DATA SHOWN
- Opening Delimiter -
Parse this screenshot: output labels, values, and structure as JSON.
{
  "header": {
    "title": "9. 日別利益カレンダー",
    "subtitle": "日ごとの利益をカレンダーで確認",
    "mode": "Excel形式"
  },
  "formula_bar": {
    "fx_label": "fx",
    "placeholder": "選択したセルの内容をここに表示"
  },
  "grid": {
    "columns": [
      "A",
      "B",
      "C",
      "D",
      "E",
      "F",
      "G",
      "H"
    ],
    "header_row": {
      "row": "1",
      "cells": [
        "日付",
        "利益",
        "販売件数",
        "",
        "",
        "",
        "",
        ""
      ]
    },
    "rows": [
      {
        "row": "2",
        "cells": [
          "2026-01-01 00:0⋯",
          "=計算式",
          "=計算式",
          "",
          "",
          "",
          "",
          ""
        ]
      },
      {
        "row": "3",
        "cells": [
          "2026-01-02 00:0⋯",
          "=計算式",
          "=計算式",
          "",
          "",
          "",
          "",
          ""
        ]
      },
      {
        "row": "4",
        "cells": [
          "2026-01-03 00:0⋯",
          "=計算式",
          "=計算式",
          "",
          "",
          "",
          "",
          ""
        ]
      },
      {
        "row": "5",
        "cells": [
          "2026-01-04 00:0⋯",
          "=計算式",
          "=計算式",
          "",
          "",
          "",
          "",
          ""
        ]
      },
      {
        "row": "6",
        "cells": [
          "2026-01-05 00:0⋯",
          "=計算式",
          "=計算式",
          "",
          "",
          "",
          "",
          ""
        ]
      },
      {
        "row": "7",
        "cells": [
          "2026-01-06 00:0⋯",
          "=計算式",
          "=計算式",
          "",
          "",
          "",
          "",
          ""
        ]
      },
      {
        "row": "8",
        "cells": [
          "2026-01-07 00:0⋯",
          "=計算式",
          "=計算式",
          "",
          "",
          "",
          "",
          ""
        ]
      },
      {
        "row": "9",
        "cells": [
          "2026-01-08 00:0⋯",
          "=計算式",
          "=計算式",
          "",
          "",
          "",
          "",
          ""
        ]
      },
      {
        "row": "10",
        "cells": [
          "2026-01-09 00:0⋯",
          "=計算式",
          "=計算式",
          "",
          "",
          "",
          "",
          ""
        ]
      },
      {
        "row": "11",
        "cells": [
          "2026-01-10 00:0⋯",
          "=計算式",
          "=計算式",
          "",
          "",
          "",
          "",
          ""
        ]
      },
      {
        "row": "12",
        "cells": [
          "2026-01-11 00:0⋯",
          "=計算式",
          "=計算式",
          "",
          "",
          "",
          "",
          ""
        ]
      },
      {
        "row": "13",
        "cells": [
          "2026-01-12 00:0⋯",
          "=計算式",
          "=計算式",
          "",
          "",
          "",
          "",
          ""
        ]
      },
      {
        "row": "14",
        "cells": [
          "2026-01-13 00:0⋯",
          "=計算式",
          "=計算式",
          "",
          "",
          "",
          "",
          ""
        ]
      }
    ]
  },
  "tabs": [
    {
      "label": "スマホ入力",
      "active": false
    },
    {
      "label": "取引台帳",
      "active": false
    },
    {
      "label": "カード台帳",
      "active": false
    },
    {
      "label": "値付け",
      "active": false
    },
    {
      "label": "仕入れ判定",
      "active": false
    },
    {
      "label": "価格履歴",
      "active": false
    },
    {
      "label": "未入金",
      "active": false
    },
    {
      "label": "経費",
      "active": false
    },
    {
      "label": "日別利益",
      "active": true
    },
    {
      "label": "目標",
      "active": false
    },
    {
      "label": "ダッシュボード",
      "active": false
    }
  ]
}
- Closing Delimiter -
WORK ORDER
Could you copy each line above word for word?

EXERCISE RESULT
Parse this screenshot: output labels, values, and structure as JSON.
{
  "header": {
    "title": "9. 日別利益カレンダー",
    "subtitle": "日ごとの利益をカレンダーで確認",
    "mode": "Excel形式"
  },
  "formula_bar": {
    "fx_label": "fx",
    "placeholder": "選択したセルの内容をここに表示"
  },
  "grid": {
    "columns": [
      "A",
      "B",
      "C",
      "D",
      "E",
      "F",
      "G",
      "H"
    ],
    "header_row": {
      "row": "1",
      "cells": [
        "日付",
        "利益",
        "販売件数",
        "",
        "",
        "",
        "",
        ""
      ]
    },
    "rows": [
      {
        "row": "2",
        "cells": [
          "2026-01-01 00:0⋯",
          "=計算式",
          "=計算式",
          "",
          "",
          "",
          "",
          ""
        ]
      },
      {
        "row": "3",
        "cells": [
          "2026-01-02 00:0⋯",
          "=計算式",
          "=計算式",
          "",
          "",
          "",
          "",
          ""
        ]
      },
      {
        "row": "4",
        "cells": [
          "2026-01-03 00:0⋯",
          "=計算式",
          "=計算式",
          "",
          "",
          "",
          "",
          ""
        ]
      },
      {
        "row": "5",
        "cells": [
          "2026-01-04 00:0⋯",
          "=計算式",
          "=計算式",
          "",
          "",
          "",
          "",
          ""
        ]
      },
      {
        "row": "6",
        "cells": [
          "2026-01-05 00:0⋯",
          "=計算式",
          "=計算式",
          "",
          "",
          "",
          "",
          ""
        ]
      },
      {
        "row": "7",
        "cells": [
          "2026-01-06 00:0⋯",
          "=計算式",
          "=計算式",
          "",
          "",
          "",
          "",
          ""
        ]
      },
      {
        "row": "8",
        "cells": [
          "2026-01-07 00:0⋯",
          "=計算式",
          "=計算式",
          "",
          "",
          "",
          "",
          ""
        ]
      },
      {
        "row": "9",
        "cells": [
          "2026-01-08 00:0⋯",
          "=計算式",
          "=計算式",
          "",
          "",
          "",
          "",
          ""
        ]
      },
      {
        "row": "10",
        "cells": [
          "2026-01-09 00:0⋯",
          "=計算式",
          "=計算式",
          "",
          "",
          "",
          "",
          ""
        ]
      },
      {
        "row": "11",
        "cells": [
          "2026-01-10 00:0⋯",
          "=計算式",
          "=計算式",
          "",
          "",
          "",
          "",
          ""
        ]
      },
      {
        "row": "12",
        "cells": [
          "2026-01-11 00:0⋯",
          "=計算式",
          "=計算式",
          "",
          "",
          "",
          "",
          ""
        ]
      },
      {
        "row": "13",
        "cells": [
          "2026-01-12 00:0⋯",
          "=計算式",
          "=計算式",
          "",
          "",
          "",
          "",
          ""
        ]
      },
      {
        "row": "14",
        "cells": [
          "2026-01-13 00:0⋯",
          "=計算式",
          "=計算式",
          "",
          "",
          "",
          "",
          ""
        ]
      }
    ]
  },
  "tabs": [
    {
      "label": "スマホ入力",
      "active": false
    },
    {
      "label": "取引台帳",
      "active": false
    },
    {
      "label": "カード台帳",
      "active": false
    },
    {
      "label": "値付け",
      "active": false
    },
    {
      "label": "仕入れ判定",
      "active": false
    },
    {
      "label": "価格履歴",
      "active": false
    },
    {
      "label": "未入金",
      "active": false
    },
    {
      "label": "経費",
      "active": false
    },
    {
      "label": "日別利益",
      "active": true
    },
    {
      "label": "目標",
      "active": false
    },
    {
      "label": "ダッシュボード",
      "active": false
    }
  ]
}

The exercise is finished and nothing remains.